--- Records to use Enclosed Below ---
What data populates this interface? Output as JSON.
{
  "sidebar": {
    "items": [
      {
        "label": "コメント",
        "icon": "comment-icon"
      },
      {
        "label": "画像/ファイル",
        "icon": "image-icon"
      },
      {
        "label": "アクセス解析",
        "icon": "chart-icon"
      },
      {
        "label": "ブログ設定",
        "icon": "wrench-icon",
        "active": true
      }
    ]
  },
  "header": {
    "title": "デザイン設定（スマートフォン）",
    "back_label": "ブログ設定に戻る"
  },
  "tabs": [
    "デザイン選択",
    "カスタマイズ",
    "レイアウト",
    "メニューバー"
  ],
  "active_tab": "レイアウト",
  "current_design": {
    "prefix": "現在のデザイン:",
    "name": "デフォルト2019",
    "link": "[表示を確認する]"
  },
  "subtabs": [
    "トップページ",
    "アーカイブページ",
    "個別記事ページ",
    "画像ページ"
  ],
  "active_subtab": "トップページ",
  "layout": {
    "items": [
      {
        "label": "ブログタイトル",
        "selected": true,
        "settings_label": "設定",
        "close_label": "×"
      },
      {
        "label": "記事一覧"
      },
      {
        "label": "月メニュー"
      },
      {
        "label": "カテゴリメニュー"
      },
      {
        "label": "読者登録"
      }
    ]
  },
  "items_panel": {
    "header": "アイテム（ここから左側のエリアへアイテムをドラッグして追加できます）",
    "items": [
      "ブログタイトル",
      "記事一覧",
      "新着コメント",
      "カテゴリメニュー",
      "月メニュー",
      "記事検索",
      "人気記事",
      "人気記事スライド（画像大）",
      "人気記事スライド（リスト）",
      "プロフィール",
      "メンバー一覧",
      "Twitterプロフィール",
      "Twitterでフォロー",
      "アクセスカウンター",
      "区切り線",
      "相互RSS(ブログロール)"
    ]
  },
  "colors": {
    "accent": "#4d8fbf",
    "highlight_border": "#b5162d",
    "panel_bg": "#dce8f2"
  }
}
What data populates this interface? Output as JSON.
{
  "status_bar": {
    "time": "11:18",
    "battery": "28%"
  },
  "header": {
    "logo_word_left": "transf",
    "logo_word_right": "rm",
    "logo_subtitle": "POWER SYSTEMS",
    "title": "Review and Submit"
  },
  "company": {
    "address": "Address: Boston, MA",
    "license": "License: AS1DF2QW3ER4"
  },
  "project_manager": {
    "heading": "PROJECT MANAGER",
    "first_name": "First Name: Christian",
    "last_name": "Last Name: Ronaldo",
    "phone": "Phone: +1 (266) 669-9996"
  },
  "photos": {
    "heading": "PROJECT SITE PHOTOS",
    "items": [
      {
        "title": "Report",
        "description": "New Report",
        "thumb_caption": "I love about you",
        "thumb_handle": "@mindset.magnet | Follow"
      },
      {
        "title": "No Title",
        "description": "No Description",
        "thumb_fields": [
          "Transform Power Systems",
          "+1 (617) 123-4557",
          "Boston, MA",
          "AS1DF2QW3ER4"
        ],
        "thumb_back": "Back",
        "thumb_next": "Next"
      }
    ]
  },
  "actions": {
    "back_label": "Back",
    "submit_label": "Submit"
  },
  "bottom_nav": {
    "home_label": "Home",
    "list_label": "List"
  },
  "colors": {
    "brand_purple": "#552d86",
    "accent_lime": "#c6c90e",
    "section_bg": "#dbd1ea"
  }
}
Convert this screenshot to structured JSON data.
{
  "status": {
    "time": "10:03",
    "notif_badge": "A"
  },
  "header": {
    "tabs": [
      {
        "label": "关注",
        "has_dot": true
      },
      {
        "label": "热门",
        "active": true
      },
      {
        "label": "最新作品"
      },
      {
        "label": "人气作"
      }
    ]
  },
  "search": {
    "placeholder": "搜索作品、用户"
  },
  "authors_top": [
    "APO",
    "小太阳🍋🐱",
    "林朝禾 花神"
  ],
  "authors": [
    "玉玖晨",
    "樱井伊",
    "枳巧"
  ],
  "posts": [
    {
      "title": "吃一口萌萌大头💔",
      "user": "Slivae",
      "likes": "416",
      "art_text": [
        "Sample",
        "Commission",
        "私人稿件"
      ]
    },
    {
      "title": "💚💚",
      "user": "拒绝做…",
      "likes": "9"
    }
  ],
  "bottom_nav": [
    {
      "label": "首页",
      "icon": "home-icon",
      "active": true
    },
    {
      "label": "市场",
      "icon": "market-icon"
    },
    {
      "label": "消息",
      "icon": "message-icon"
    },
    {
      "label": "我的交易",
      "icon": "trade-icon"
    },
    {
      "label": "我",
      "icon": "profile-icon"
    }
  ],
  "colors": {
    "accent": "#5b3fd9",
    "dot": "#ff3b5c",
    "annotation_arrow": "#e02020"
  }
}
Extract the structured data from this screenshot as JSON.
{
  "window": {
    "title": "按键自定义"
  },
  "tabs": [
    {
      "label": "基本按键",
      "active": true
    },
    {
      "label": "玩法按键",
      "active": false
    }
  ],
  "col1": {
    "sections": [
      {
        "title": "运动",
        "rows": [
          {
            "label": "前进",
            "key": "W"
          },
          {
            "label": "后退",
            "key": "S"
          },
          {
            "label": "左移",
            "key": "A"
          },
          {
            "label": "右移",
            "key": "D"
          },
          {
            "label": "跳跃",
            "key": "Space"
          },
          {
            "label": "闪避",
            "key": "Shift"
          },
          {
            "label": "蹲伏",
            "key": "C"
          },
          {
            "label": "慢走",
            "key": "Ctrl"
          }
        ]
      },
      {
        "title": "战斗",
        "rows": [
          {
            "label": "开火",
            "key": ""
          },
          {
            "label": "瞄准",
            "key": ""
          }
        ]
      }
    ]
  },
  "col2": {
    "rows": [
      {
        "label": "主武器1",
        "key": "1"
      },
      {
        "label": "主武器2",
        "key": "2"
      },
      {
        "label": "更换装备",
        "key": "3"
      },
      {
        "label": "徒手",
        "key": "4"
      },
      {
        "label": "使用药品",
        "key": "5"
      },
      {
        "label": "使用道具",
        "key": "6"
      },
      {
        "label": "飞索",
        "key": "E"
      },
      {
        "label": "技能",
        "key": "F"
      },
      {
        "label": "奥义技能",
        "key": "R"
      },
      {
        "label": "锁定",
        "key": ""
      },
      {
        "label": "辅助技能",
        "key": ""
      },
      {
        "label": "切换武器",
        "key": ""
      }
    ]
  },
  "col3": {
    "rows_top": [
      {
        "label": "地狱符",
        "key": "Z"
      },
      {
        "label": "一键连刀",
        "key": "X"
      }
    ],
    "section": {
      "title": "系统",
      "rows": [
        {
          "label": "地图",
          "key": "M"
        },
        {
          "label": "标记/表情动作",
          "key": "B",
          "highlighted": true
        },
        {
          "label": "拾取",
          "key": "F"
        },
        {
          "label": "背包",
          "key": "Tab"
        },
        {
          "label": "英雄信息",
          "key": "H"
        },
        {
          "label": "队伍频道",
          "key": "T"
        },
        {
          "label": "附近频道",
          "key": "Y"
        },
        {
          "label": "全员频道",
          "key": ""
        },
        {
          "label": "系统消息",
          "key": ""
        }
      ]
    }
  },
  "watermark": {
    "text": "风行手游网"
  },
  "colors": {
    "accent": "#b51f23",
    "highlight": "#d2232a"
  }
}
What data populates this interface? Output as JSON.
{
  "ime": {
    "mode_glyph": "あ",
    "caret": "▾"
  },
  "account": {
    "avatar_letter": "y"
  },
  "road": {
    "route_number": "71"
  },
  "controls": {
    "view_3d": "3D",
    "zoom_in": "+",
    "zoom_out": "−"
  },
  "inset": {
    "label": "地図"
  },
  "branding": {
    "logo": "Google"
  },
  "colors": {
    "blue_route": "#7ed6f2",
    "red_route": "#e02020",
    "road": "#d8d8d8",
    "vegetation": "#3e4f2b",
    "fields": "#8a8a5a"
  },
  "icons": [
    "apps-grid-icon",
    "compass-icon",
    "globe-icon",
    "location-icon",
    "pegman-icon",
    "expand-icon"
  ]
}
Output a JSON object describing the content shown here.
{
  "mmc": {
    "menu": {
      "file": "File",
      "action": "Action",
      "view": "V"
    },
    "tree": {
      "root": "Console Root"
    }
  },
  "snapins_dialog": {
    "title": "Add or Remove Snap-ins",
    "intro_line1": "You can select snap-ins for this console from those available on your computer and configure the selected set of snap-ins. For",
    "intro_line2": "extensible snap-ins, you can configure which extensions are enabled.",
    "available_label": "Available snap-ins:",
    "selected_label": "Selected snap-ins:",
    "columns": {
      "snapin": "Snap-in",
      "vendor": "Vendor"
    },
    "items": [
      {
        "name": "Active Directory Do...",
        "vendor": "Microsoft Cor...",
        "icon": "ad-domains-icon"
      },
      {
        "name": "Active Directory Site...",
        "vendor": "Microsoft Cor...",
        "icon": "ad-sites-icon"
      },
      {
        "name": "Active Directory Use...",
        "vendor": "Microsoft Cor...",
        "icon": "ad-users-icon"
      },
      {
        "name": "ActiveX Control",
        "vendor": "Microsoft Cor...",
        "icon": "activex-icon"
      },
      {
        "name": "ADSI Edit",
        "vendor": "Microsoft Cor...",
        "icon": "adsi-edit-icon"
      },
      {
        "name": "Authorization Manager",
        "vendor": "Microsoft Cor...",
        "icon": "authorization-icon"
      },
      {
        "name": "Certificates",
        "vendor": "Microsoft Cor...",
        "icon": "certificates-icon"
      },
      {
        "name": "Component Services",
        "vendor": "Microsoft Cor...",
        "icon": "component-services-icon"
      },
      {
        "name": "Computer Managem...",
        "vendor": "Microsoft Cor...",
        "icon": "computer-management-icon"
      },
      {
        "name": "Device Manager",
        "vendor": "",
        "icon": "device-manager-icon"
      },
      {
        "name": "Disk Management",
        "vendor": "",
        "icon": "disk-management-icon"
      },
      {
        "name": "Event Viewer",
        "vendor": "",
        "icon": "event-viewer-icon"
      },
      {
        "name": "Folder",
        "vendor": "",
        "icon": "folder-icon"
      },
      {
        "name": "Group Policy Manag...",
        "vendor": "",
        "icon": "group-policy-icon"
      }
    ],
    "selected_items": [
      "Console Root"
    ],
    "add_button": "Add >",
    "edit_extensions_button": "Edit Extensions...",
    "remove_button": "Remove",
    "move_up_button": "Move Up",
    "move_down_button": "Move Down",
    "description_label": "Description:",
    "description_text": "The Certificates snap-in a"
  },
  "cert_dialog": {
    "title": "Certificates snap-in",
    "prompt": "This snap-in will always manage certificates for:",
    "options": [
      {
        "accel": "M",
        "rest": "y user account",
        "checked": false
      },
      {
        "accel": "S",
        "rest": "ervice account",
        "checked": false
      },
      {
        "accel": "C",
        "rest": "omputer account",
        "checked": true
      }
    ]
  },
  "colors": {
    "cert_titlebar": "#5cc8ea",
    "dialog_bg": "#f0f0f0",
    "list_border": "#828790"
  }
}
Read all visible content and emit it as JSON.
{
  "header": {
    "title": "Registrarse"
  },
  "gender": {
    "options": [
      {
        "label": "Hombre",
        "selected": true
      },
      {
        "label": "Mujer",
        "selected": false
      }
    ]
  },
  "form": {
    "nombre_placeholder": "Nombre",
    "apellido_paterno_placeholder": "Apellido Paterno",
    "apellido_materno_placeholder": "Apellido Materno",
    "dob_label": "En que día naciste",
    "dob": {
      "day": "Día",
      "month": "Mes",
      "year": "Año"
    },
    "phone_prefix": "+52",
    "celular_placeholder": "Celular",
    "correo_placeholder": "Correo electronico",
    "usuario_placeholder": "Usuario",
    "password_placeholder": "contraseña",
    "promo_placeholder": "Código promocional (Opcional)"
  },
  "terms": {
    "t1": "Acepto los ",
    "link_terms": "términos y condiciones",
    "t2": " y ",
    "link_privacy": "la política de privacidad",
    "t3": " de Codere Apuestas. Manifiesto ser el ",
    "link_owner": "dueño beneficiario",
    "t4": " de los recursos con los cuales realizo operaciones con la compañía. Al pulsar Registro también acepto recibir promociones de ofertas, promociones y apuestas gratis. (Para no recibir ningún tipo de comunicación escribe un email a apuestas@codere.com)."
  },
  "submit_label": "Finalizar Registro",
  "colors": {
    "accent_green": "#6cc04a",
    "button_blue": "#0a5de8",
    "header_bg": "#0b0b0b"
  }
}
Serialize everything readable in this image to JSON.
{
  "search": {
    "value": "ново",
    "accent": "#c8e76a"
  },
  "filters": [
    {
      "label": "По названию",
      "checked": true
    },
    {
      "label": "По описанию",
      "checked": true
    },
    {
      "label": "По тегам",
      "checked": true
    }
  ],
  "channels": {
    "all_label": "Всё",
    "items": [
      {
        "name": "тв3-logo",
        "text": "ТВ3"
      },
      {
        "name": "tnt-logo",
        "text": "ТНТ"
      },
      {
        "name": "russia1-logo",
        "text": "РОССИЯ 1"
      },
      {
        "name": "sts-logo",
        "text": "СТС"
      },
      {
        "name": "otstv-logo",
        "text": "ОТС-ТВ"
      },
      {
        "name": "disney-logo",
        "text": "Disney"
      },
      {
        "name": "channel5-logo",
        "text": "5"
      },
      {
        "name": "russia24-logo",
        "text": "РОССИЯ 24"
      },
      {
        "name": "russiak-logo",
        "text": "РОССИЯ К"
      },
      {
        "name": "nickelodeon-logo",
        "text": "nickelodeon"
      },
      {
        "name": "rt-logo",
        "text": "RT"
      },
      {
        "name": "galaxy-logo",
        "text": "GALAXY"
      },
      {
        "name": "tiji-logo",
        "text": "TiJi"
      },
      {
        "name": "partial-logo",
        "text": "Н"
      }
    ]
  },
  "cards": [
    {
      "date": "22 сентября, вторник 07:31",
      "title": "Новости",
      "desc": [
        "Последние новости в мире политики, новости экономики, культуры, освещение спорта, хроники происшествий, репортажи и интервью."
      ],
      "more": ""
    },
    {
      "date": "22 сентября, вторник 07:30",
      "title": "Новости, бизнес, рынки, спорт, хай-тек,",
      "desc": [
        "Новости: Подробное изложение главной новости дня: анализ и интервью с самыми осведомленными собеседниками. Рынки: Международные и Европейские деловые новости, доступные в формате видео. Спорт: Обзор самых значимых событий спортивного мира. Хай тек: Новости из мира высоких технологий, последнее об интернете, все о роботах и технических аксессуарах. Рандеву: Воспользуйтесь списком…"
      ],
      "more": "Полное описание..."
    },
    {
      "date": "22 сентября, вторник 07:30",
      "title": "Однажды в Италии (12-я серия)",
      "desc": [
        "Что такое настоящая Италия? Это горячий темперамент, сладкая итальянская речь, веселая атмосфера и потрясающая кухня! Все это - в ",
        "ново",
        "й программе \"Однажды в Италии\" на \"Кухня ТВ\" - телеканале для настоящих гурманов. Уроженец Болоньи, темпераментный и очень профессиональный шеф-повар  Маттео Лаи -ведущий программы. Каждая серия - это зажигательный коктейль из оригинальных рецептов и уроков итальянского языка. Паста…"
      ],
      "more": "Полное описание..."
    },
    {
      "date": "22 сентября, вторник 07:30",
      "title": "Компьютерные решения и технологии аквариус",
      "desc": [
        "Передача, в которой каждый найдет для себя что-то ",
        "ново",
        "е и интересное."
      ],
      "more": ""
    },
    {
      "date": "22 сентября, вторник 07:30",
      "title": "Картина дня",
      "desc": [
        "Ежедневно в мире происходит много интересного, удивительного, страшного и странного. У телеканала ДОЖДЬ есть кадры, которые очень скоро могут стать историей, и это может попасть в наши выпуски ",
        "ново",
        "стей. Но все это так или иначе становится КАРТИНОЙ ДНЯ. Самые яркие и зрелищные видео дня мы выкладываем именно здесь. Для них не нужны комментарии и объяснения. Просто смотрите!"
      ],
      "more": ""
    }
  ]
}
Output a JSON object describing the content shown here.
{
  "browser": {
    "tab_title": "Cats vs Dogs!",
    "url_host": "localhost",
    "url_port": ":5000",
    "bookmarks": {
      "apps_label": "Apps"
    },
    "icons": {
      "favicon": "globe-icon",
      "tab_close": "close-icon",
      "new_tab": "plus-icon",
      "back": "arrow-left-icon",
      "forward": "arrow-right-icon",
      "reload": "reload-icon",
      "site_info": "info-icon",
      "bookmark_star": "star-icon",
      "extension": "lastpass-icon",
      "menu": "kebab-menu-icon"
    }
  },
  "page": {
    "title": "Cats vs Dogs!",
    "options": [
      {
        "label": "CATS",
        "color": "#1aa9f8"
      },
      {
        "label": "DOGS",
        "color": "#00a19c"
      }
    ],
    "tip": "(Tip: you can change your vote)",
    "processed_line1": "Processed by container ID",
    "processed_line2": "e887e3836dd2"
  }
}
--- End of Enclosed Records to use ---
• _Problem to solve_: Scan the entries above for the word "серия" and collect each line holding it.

• _Task response_:
      "title": "Однажды в Италии (12-я серия)",
        "й программе \"Однажды в Италии\" на \"Кухня ТВ\" - телеканале для настоящих гурманов. Уроженец Болоньи, темпераментный и очень профессиональный шеф-повар  Маттео Лаи -ведущий программы. Каждая серия - это зажигательный коктейль из оригинальных рецептов и уроков итальянского языка. Паста…"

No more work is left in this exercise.